The delegates from 172 countries began gathering specific proposals on how to slow global warming by curbing carbon emissions, how to help poor countries adapt to climate change and how to raise the hundreds of billions of dollars needed annually.
But participants said not enough ideas were put on the table, and environmental organizations accused the United States, Canada and Australia of obstructing progress.
The talks aim to produce a successor accord to the 1997 Kyoto Protocol, which set targets for 37 industrial countries to cut emissions of greenhouse gases by an average 5 percent by 2012.
A new accord should be in place within 18 months to allow time for ratification and a smooth transition to a new regime in 2012.
"In view of the little negotiating time available up to 2009, proposals need to become much more focused," said Yvo de Boer, the U.N.'s top climate change official.
Harald Dovland, the Norwegian chairman of a key working group on updating Kyoto's terms, acknowledged frustration at the lack of conclusions.
"We need a completely new spirit of cooperation," he said. "If we continue in this mode and speed of work, I fear we will not succeed in achieving the goals set in our work program."
The chairman of a second key working group on multilateral cooperation said, however, that he was encouraged by numerous ideas on financing and technology transfers.
"Parties are making the all-important transition from broader discussions to the negotiating phase," said Luis Figueiredo Machado.
Bill Hare, of the Greenpeace environmental group, said wealthy countries had failed to offer concrete suggestions or creative solutions, and nearly all the innovative ideas came from developing countries.
"Unless the pace accelerates, unless political roadblocks are removed quickly and urgently, there is a major risk of failure in these negotiations," he said.
Delegates will reconvene in August in Accra, Ghana, and again in Poznan, Poland, in December.

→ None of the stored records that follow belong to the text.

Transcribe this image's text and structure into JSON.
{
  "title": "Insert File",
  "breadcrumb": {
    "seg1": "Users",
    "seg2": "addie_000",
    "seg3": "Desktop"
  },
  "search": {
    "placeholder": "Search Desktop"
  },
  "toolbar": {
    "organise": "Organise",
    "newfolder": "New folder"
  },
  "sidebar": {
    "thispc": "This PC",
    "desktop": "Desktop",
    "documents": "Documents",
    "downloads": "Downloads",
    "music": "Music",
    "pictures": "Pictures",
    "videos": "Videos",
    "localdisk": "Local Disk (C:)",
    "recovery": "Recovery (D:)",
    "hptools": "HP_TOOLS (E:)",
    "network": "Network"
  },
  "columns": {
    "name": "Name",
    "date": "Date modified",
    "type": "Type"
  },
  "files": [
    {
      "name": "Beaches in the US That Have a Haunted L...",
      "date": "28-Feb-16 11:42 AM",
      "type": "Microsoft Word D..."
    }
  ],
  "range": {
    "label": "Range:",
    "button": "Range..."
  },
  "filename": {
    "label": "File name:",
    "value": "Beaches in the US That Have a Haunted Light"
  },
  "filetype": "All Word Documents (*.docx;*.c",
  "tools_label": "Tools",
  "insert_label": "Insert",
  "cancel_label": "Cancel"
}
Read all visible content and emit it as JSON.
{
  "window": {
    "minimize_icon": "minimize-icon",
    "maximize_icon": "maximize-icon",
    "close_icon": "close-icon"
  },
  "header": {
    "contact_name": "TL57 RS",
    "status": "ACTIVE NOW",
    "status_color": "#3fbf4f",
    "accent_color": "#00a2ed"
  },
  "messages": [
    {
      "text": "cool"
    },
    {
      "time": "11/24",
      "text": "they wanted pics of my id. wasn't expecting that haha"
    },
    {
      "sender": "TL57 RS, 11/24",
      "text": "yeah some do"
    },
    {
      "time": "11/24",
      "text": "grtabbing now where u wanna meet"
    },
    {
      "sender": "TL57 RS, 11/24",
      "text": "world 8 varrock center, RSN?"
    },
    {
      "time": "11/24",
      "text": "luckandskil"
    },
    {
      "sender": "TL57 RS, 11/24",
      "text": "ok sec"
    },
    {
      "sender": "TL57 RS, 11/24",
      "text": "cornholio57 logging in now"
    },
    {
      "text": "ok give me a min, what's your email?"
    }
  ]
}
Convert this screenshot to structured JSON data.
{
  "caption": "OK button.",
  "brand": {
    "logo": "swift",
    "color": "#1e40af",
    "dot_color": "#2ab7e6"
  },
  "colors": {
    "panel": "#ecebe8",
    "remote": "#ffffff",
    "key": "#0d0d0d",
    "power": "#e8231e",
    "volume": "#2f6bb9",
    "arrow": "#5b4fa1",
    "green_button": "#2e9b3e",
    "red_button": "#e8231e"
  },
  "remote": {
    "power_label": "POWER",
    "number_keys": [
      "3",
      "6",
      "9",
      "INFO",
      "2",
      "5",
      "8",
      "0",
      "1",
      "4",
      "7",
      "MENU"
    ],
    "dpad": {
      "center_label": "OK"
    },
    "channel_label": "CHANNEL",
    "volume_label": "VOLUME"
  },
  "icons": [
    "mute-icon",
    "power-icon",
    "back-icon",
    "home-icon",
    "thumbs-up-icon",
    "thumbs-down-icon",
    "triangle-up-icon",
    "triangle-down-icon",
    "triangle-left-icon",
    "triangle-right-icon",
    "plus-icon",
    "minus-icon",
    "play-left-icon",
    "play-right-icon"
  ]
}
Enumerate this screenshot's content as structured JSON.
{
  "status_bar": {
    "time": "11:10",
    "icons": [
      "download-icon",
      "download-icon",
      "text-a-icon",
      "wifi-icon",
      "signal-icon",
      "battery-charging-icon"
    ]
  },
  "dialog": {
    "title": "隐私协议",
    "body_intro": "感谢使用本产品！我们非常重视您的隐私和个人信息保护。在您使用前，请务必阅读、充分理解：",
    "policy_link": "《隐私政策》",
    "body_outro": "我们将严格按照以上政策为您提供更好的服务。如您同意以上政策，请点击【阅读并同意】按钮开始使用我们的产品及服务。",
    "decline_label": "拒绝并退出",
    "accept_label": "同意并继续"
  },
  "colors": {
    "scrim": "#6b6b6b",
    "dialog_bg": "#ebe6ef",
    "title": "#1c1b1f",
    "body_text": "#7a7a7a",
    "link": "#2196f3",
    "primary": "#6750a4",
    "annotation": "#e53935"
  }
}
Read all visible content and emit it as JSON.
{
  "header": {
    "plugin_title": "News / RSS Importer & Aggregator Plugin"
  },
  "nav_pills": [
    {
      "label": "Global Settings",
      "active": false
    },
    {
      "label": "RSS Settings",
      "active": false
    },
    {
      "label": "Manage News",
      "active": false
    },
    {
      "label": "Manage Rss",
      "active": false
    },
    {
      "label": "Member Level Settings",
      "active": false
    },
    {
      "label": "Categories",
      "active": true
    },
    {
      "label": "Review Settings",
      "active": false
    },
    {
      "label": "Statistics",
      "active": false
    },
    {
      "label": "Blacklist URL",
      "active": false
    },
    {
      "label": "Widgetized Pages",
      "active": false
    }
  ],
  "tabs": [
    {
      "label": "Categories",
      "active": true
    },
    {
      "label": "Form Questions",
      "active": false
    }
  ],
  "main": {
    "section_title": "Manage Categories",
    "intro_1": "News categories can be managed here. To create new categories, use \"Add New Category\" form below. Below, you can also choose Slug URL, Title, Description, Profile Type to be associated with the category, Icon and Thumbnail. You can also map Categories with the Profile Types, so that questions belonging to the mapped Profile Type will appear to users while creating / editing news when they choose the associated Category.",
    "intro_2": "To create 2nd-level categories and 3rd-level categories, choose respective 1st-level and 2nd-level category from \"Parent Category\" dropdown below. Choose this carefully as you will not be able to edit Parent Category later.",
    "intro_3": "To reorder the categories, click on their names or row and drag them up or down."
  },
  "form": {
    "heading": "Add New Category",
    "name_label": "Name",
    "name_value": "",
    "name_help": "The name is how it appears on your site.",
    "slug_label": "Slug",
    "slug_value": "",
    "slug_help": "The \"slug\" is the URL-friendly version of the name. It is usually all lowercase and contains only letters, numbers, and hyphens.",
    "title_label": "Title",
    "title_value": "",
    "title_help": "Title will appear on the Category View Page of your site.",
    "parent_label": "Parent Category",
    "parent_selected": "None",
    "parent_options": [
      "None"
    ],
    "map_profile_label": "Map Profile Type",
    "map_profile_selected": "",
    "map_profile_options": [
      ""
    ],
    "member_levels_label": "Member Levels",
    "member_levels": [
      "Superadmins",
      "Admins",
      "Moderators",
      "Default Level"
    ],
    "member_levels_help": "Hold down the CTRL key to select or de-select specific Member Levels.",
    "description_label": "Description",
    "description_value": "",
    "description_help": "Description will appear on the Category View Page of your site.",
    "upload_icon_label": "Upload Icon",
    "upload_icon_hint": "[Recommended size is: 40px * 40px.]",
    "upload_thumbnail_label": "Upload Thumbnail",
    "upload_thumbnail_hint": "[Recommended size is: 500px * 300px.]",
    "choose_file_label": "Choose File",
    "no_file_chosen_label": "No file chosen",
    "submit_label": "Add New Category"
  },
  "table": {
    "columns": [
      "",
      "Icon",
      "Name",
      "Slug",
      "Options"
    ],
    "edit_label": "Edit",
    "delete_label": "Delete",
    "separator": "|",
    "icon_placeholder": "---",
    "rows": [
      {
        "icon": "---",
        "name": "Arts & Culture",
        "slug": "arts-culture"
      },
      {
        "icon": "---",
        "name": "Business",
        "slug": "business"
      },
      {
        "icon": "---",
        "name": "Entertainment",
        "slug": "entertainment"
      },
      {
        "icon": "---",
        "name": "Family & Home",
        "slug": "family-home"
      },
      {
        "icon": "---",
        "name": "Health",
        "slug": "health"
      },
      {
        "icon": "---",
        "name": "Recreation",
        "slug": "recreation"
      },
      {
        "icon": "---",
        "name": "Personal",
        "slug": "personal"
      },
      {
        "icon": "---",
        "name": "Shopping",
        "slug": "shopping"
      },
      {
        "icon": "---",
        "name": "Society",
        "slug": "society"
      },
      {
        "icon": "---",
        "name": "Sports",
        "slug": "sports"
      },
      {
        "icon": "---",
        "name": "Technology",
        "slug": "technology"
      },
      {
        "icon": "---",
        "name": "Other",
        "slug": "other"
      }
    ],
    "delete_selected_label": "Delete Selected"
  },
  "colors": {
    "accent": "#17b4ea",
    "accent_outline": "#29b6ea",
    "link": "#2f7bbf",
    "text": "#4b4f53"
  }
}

At least four more major conferences were scheduled for 2009, concluding in Copenhagen, Denmark, in December.
Scientists say the emissions of gases that trap heat and cause the Earth's temperature to rise must level off in the next 10-15 years, then decline sharply by mid-century.
They warn that an increase of more than 2 degrees Celsius could lead to catastrophic results, including a rise in sea levels threatening coastal areas and the extinction of up to 30 percent of species.
Among the proposals receiving the widest attention in Bonn was a plan by Mexico to create a new global fund into which all countries would contribute, possibly based on GDP or their rate of carbon emissions. Poorer countries could then draw on the fund to adapt to climate change.
China also generated buzz by suggesting a protocol to govern the transfer of technology.
It supported a notion to compensate companies for selling patented technologies cheaply to developing countries, in the same way pharmaceutical firms sell HIV/AIDS drugs at a reduced price to African and other AIDS-afflicted poor countries.
Li Yan, of Greenpeace-China, said the once-reluctant Chinese approach to climate change negotiations had turned around in the last two years.
She praised some of its domestic policies on renewable energy and energy efficiency, and its new cooperative attitude toward an international agreement. At the same time, China is building a new coal-fired power plant every six days to feed its fast-growing economy.
China's escalating emissions were highlighted in the report issued Friday by the Netherlands Environmental Assessment Agency.
Global emissions grew 3.1 percent last year, largely because of an 8 percent increase in China, said the report by the Dutch government-financed agency.
That figure will continue to rise, especially because of the huge reconstruction required after the earthquake in Sichuan. Cement production already accounts for one-fifth of China's emissions, the report said.
Though China is emitting more than the United States, U.S. emissions per capita were nearly four times greater than China's, the report said. China now has a 24 percent share of global emissions, compared with 21 percent for the U.S., it said.